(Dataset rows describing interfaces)
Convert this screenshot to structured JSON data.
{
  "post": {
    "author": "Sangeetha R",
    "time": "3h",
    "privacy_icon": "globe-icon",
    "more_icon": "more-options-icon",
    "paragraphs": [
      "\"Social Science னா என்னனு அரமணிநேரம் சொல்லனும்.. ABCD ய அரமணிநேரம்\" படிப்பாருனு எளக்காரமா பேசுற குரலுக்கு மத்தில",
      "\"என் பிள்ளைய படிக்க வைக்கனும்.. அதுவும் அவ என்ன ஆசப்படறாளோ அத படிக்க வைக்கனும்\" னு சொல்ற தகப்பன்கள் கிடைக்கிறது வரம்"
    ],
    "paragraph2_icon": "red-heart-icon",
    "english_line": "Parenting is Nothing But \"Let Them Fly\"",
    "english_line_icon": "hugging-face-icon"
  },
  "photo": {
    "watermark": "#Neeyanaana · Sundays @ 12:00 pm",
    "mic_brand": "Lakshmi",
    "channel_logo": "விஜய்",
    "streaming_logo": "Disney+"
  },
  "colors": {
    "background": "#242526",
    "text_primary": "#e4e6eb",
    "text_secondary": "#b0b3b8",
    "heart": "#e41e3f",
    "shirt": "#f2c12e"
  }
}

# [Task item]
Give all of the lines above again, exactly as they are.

# [Reply to the task]
Convert this screenshot to structured JSON data.
{
  "post": {
    "author": "Sangeetha R",
    "time": "3h",
    "privacy_icon": "globe-icon",
    "more_icon": "more-options-icon",
    "paragraphs": [
      "\"Social Science னா என்னனு அரமணிநேரம் சொல்லனும்.. ABCD ய அரமணிநேரம்\" படிப்பாருனு எளக்காரமா பேசுற குரலுக்கு மத்தில",
      "\"என் பிள்ளைய படிக்க வைக்கனும்.. அதுவும் அவ என்ன ஆசப்படறாளோ அத படிக்க வைக்கனும்\" னு சொல்ற தகப்பன்கள் கிடைக்கிறது வரம்"
    ],
    "paragraph2_icon": "red-heart-icon",
    "english_line": "Parenting is Nothing But \"Let Them Fly\"",
    "english_line_icon": "hugging-face-icon"
  },
  "photo": {
    "watermark": "#Neeyanaana · Sundays @ 12:00 pm",
    "mic_brand": "Lakshmi",
    "channel_logo": "விஜய்",
    "streaming_logo": "Disney+"
  },
  "colors": {
    "background": "#242526",
    "text_primary": "#e4e6eb",
    "text_secondary": "#b0b3b8",
    "heart": "#e41e3f",
    "shirt": "#f2c12e"
  }
}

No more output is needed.